WHAT IS BEING ASKED:
Look at every line of the material below and tally those containing "handle". Reply with the total alone.
==== SOURCE DATA ====
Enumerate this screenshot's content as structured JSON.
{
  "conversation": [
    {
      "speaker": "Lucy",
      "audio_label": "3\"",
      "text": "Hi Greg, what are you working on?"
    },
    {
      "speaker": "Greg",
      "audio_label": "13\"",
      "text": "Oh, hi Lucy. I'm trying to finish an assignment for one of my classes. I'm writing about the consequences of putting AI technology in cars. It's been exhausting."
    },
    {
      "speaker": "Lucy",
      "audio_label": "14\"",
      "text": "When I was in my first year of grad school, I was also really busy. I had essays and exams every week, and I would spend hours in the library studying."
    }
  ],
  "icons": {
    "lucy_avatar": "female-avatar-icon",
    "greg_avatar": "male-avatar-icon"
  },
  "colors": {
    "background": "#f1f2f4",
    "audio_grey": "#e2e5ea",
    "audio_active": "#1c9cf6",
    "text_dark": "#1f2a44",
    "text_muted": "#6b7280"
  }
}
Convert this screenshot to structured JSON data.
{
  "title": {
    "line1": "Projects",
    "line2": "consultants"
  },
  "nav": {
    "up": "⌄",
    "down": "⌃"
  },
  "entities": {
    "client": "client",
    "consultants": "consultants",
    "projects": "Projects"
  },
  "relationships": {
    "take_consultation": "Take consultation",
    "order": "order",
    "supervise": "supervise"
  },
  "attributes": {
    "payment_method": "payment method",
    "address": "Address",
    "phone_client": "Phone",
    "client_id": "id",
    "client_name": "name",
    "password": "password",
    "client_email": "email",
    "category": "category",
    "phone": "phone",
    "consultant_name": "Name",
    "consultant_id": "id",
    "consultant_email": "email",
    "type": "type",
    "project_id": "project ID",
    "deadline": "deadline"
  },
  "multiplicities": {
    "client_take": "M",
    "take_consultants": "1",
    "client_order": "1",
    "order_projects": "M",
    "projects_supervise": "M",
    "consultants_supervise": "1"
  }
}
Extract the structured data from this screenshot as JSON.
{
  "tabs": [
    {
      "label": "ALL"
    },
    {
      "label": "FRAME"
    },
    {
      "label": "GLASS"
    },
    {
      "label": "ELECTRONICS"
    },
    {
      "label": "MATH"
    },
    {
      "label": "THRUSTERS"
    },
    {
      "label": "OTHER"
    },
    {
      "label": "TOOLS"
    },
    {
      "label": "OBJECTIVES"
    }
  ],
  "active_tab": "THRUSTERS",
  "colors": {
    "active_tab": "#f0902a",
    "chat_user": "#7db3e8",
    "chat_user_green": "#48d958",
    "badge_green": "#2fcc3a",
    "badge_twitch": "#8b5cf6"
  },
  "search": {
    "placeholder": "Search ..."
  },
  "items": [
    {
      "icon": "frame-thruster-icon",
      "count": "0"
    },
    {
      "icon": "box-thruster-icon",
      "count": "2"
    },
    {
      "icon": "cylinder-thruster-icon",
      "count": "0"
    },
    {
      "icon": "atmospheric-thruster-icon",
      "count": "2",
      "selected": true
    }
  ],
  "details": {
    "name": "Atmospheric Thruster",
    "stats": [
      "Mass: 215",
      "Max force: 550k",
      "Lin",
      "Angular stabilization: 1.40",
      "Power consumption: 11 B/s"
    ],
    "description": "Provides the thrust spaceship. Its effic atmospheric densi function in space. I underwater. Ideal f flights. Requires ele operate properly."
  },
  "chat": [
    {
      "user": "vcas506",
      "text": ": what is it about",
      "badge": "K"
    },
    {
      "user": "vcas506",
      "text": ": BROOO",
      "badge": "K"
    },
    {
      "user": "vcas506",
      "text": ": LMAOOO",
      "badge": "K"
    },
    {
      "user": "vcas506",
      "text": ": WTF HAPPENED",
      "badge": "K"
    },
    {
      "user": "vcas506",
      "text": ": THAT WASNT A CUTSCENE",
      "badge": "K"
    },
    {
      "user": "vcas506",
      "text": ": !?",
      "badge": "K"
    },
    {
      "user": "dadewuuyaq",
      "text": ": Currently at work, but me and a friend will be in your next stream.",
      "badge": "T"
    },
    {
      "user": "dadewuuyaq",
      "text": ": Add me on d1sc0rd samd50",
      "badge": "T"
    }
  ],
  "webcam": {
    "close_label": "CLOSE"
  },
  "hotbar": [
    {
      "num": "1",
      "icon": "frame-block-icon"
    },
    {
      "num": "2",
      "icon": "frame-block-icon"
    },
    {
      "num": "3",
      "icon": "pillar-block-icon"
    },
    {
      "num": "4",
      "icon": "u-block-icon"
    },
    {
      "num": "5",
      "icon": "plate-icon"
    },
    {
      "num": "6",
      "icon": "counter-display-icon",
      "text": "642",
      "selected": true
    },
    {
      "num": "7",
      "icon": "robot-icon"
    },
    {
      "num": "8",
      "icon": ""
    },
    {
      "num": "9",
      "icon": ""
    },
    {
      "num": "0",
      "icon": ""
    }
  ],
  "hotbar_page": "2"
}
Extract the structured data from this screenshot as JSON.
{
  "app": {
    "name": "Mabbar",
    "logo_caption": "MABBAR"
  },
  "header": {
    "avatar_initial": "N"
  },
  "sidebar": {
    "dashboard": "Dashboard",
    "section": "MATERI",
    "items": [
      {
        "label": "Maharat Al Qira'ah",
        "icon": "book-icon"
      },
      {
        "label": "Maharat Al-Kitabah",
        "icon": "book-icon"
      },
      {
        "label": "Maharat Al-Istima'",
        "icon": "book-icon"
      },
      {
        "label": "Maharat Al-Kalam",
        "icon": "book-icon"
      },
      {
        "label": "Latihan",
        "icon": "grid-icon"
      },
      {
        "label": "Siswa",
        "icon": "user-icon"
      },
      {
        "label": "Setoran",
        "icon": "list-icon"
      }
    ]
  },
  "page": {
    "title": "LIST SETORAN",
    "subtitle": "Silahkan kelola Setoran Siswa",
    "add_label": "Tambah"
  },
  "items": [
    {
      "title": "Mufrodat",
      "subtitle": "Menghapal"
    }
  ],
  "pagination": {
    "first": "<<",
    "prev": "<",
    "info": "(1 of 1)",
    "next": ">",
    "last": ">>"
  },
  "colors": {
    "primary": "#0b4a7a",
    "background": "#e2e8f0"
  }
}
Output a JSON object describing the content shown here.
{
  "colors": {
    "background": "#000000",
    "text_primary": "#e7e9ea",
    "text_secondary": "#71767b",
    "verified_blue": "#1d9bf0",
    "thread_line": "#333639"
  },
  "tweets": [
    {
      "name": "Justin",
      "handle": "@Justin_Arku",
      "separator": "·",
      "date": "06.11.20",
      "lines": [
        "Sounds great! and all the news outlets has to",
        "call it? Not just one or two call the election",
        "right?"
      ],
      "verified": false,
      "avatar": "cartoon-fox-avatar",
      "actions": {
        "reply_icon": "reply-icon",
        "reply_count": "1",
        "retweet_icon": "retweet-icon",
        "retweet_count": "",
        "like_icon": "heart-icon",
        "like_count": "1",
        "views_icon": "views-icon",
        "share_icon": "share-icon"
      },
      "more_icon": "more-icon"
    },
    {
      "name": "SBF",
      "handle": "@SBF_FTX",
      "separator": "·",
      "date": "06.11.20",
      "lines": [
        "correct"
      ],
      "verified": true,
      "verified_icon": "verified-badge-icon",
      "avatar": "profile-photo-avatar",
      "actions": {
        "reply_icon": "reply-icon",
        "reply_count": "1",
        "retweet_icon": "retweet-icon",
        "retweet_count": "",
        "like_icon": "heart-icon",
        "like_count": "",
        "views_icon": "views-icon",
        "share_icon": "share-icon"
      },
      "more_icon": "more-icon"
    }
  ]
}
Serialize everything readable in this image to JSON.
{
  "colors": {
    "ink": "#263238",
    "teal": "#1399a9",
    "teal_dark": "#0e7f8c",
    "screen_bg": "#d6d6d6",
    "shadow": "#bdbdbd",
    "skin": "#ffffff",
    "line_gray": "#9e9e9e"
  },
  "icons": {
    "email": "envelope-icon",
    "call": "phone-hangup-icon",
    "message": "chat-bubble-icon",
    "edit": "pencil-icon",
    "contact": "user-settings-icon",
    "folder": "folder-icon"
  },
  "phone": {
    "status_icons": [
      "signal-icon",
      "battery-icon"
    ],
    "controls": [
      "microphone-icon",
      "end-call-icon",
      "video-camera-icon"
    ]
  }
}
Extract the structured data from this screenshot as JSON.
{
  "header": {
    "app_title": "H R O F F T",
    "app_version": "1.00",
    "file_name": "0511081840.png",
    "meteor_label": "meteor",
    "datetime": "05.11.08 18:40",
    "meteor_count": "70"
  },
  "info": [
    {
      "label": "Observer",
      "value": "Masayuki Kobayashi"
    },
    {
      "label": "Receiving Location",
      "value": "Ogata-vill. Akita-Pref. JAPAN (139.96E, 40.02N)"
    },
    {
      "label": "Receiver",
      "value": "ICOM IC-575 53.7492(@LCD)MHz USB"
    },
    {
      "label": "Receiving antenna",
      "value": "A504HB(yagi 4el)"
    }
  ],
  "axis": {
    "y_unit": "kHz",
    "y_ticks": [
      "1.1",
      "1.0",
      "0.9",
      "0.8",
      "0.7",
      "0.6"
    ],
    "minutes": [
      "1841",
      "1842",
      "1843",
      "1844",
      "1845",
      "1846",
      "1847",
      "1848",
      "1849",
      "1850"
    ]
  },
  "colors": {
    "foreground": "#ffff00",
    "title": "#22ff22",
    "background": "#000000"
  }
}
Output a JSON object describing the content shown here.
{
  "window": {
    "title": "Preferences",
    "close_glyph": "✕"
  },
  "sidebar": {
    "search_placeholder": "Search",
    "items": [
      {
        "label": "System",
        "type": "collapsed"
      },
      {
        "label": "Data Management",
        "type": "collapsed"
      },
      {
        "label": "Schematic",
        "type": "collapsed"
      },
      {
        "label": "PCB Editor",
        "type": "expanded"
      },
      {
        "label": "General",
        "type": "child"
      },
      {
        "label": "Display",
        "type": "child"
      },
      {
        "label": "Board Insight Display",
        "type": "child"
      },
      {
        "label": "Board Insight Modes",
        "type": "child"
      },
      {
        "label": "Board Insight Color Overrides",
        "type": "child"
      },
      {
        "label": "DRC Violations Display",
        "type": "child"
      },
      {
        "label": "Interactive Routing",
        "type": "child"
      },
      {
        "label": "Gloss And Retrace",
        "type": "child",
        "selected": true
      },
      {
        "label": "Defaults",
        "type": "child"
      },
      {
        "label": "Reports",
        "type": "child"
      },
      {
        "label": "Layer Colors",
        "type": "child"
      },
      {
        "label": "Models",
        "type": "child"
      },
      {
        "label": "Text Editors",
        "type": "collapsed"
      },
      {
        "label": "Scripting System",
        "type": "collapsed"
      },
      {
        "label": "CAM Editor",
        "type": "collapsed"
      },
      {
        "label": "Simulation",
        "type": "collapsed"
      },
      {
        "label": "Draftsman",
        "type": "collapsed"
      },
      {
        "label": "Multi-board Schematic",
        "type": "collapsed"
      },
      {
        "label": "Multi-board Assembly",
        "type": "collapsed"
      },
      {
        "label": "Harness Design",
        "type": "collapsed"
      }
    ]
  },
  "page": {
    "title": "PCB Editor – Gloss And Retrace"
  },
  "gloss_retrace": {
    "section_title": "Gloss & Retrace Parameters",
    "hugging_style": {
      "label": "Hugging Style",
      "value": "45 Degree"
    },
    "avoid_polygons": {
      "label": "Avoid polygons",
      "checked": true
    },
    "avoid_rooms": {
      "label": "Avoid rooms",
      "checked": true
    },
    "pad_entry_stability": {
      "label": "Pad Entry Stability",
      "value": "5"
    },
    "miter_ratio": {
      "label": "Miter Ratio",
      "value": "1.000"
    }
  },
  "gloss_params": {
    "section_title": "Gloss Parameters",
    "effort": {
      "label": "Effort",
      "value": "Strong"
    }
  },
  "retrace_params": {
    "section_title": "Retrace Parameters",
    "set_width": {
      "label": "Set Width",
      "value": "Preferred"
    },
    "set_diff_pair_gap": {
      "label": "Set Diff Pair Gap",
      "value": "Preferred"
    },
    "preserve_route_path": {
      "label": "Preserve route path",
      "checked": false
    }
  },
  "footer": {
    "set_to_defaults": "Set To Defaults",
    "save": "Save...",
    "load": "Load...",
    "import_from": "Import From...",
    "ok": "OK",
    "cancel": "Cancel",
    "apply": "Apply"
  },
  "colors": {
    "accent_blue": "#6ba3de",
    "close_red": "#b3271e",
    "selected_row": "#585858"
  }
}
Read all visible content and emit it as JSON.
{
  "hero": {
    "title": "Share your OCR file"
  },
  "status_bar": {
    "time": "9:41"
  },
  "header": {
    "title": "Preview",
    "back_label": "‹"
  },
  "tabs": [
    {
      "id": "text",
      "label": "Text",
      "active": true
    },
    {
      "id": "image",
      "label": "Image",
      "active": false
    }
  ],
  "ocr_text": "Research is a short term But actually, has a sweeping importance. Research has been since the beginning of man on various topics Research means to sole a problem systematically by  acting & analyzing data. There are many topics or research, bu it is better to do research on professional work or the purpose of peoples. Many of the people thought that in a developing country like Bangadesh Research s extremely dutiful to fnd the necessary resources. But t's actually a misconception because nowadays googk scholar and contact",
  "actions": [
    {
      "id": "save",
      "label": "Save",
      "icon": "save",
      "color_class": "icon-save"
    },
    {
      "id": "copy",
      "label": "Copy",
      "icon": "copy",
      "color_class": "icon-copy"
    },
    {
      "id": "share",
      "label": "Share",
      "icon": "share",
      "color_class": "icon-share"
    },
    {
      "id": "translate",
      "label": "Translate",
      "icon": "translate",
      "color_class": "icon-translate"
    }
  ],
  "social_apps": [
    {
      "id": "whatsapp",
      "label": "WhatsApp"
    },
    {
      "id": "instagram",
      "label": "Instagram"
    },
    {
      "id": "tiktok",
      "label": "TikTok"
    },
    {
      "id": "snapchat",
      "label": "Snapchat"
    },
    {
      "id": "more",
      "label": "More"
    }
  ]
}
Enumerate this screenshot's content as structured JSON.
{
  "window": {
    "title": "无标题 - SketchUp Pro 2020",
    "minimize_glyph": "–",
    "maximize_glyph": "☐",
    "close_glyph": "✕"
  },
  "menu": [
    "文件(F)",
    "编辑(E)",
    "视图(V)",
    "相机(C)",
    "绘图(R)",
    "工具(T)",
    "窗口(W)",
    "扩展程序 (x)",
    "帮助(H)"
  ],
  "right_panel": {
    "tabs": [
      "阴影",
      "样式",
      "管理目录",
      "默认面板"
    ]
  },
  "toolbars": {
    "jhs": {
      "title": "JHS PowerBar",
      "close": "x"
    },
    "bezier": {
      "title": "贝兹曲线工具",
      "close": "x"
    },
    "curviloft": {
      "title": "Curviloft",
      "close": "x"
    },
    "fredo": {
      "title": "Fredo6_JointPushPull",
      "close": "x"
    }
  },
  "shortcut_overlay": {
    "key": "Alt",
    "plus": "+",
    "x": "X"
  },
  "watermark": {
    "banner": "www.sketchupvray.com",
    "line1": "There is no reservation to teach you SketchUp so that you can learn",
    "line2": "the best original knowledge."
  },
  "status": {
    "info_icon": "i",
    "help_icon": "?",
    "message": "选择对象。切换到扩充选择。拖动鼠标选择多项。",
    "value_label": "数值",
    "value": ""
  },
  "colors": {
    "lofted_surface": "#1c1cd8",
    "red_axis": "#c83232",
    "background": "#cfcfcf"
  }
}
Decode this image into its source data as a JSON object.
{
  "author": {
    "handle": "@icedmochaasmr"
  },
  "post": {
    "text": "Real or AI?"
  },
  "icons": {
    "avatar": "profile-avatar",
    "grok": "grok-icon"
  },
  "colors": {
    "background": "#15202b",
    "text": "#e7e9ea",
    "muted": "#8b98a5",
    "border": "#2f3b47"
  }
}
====
WORKED SOLUTION:
3